When it came to the mains, at first taste, both fish dishes we tried were good. Pan fried halibut was well cooked and came with crispy okra (which tasted of nothing but oiliness), nduja ratte potatoes, toasted sweetcorn and samphire sea herb (which we're pretty sure is just samphire), and at the start it felt like a flavour-packed combination, but once the initial punch wore off, we found the salt and fat overpowering. By the time we were halfway through our palates were jaded, and a good chunk of it went uneaten. It was a similar situation with the seabream with roasted artichokes (which tasted like the jarred variety), crab salad and vierge sauce. Too much salt. Not enough flavour.
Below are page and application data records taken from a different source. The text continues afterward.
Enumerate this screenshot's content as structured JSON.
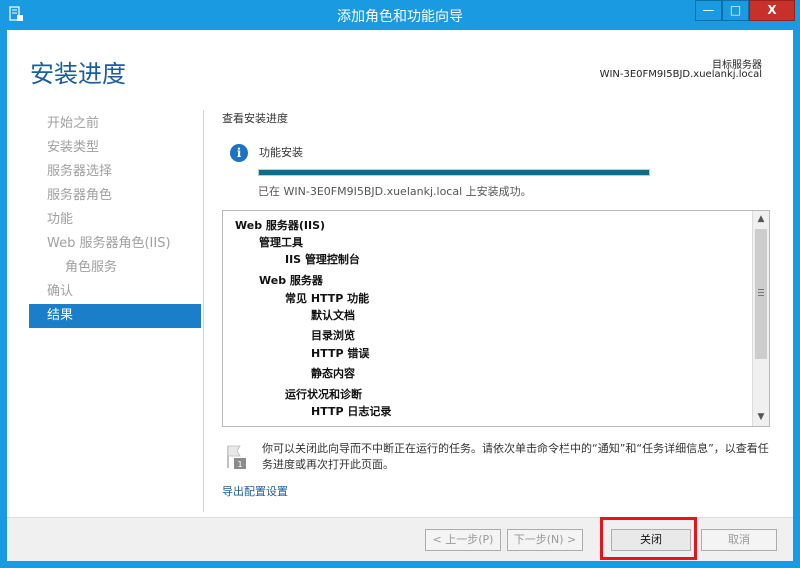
{
  "window": {
    "title": "添加角色和功能向导",
    "min_label": "—",
    "max_label": "□",
    "close_label": "X"
  },
  "header": {
    "page_title": "安装进度",
    "target_label": "目标服务器",
    "target_server": "WIN-3E0FM9I5BJD.xuelankj.local"
  },
  "nav": {
    "items": [
      {
        "label": "开始之前"
      },
      {
        "label": "安装类型"
      },
      {
        "label": "服务器选择"
      },
      {
        "label": "服务器角色"
      },
      {
        "label": "功能"
      },
      {
        "label": "Web 服务器角色(IIS)"
      },
      {
        "label": "角色服务"
      },
      {
        "label": "确认"
      },
      {
        "label": "结果"
      }
    ]
  },
  "main": {
    "section_title": "查看安装进度",
    "feature_label": "功能安装",
    "progress_percent": 100,
    "status_text": "已在 WIN-3E0FM9I5BJD.xuelankj.local 上安装成功。",
    "results": [
      {
        "label": "Web 服务器(IIS)",
        "level": 0
      },
      {
        "label": "管理工具",
        "level": 1
      },
      {
        "label": "IIS 管理控制台",
        "level": 2
      },
      {
        "label": "Web 服务器",
        "level": 1
      },
      {
        "label": "常见 HTTP 功能",
        "level": 2
      },
      {
        "label": "默认文档",
        "level": 3
      },
      {
        "label": "目录浏览",
        "level": 3
      },
      {
        "label": "HTTP 错误",
        "level": 3
      },
      {
        "label": "静态内容",
        "level": 3
      },
      {
        "label": "运行状况和诊断",
        "level": 2
      },
      {
        "label": "HTTP 日志记录",
        "level": 3
      }
    ],
    "notice_text": "你可以关闭此向导而不中断正在运行的任务。请依次单击命令栏中的“通知”和“任务详细信息”，以查看任务进度或再次打开此页面。",
    "export_link": "导出配置设置"
  },
  "footer": {
    "prev_label": "< 上一步(P)",
    "next_label": "下一步(N) >",
    "close_label": "关闭",
    "cancel_label": "取消"
  },
  "colors": {
    "title_bar": "#1a9ae0",
    "accent": "#1a7fc8",
    "progress": "#0e6e8a",
    "highlight": "#e8141c"
  }
}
Not all eaten. We found the oversized, branded salt containers on each table (which seem to be in all of their venues) quite ironic.
Duck breast with confit leg meat, crushed sweet potato, charred broccoli and duck jus was another of the better choices and had good flavour (despite being slightly overcooked), but once again, after a few bites the salt became overpowering. Maybe the kitchen's on commission for how much of those branded salt containers they can get through.
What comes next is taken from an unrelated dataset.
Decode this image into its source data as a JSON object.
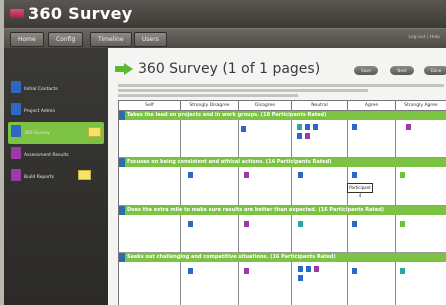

Of the sides, a salad of bumble bee leaves, mixed beetroot, heirloom tomatoes, feta whip and smoked almonds tasted once again overpoweringly of salt - this time from the first bite. We have no idea how it's possible to over-salt salad leaves to this extent, unless you did it for a dare. Tempura courgettes were okay if needing work when it comes to the batter, but the crispy hand-cut skinny fries topped with nduja, chilli mayonnaise and parmesan were very good. Definitely one of the highlights of the meal.
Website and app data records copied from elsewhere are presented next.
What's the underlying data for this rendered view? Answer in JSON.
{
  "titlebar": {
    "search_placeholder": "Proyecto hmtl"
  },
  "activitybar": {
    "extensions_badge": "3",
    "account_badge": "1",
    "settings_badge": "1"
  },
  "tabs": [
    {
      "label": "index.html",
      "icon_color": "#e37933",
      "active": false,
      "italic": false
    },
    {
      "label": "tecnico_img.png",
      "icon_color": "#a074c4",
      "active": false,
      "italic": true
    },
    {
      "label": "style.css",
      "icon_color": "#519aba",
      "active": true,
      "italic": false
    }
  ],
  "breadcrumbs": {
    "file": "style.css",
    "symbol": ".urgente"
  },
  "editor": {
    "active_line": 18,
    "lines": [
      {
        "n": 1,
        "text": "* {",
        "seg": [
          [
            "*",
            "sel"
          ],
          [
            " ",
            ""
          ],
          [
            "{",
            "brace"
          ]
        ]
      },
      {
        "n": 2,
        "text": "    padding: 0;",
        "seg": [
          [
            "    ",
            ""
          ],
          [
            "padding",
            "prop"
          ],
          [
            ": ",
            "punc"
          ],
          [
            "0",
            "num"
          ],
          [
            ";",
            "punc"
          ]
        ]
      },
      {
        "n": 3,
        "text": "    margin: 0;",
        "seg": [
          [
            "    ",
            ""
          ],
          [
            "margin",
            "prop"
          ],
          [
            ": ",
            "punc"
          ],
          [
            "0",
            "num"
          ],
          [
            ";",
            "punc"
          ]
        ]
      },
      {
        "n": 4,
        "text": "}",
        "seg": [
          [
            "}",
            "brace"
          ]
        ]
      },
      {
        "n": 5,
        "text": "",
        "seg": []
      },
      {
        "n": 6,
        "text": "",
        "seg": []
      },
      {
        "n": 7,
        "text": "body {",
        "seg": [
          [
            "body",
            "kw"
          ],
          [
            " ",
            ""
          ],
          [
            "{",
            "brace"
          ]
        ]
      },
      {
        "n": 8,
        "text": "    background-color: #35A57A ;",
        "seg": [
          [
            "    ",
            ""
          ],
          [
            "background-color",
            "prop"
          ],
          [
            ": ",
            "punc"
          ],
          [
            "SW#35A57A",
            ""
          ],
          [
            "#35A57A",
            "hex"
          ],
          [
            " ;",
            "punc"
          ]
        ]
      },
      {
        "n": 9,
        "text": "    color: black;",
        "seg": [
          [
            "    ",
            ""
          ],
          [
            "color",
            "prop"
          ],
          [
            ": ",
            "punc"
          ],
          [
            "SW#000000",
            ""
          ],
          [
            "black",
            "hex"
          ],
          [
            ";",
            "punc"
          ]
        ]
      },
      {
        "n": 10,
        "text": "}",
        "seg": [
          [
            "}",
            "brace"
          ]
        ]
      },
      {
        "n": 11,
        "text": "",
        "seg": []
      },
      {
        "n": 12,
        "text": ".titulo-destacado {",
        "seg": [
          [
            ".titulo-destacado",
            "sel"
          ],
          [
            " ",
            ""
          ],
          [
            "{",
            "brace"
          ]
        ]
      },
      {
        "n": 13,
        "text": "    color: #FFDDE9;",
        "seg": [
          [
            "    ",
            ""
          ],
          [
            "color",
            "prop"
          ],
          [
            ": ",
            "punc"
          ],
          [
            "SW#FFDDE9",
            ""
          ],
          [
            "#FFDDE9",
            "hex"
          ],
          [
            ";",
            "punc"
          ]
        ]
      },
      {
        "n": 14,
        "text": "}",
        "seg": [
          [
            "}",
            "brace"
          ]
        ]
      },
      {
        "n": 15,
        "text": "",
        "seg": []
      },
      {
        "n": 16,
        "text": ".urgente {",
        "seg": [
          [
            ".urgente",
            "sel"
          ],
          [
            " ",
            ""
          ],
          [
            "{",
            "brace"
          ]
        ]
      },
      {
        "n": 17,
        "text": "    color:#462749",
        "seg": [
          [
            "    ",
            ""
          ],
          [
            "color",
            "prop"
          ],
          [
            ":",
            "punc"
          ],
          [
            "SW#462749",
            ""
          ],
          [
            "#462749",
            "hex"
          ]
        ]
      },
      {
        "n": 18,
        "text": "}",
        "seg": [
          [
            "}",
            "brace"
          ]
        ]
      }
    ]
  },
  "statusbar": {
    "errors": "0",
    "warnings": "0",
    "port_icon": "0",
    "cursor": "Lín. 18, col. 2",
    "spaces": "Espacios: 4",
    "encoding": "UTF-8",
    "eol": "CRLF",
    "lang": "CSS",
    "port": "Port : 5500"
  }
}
Another highlight was dessert. Vanilla ice-cream with chocolate soil (groan), chocolate shards, chocolate and caramel sauce and house made honeycomb, came in the form of an ice-cream sundae and was a deliciously nostalgic way to end a meal, although it was extremely rich. The same goes for the chocolate delice, with hazelnut crunch, salted caramel sauce, milk chocolate chantilly and salted caramel ice cream. A skillfully made, beautifully presented dessert, but half would have been enough. Blueberry cheesecake was also very good, but apple tart tatin had unpleasant pastry and was completely solidified to the plate - not what we generally look for in food.
What about the drinks?
The cocktail list is great and most of what we tried was a cut above the average you'll find around town. Wines by the glass are limited and not particularly interesting, and Paddy McKillen's Château La Coste (from his vineyard in Provence) takes centre stage as the house wine, as it does in all of Press Up's sites. There are some nice options on the bottle list, but mark ups are high and you're looking at €40-45 a bottle for anything decent. If you have cash to splash there are some serious bottles on there but we're talking €60/70 plus. The staff who served us were not well-versed in the wine list so if you want to spend that much and you don't know what to go for ask for a sommelier.
And the service?
The initial welcome and the atrium bar staff couldn't be faulted. The restaurant staff were very pleasant but felt inexperienced. We were asked if we were ready to order three times before we actually were, staff reprimanded each other in front of us, and acknowledged that they didn't know anything about the wines. They were all very nice, but it wasn't quite a tightly-run ship. Teething problems we would hope.
If food is your first priority in life this probably isn't going to knock your socks off, but if you want an injection of gold-plated glam, good cocktails and marbled-decked bathrooms you will probably love it. We heard the table next to us, and another in the adjoining room saying how much they'd enjoyed their food, so maybe we need to go and join Marina O'Loughlin in Snobland, or maybe those other people are just more easily pleased.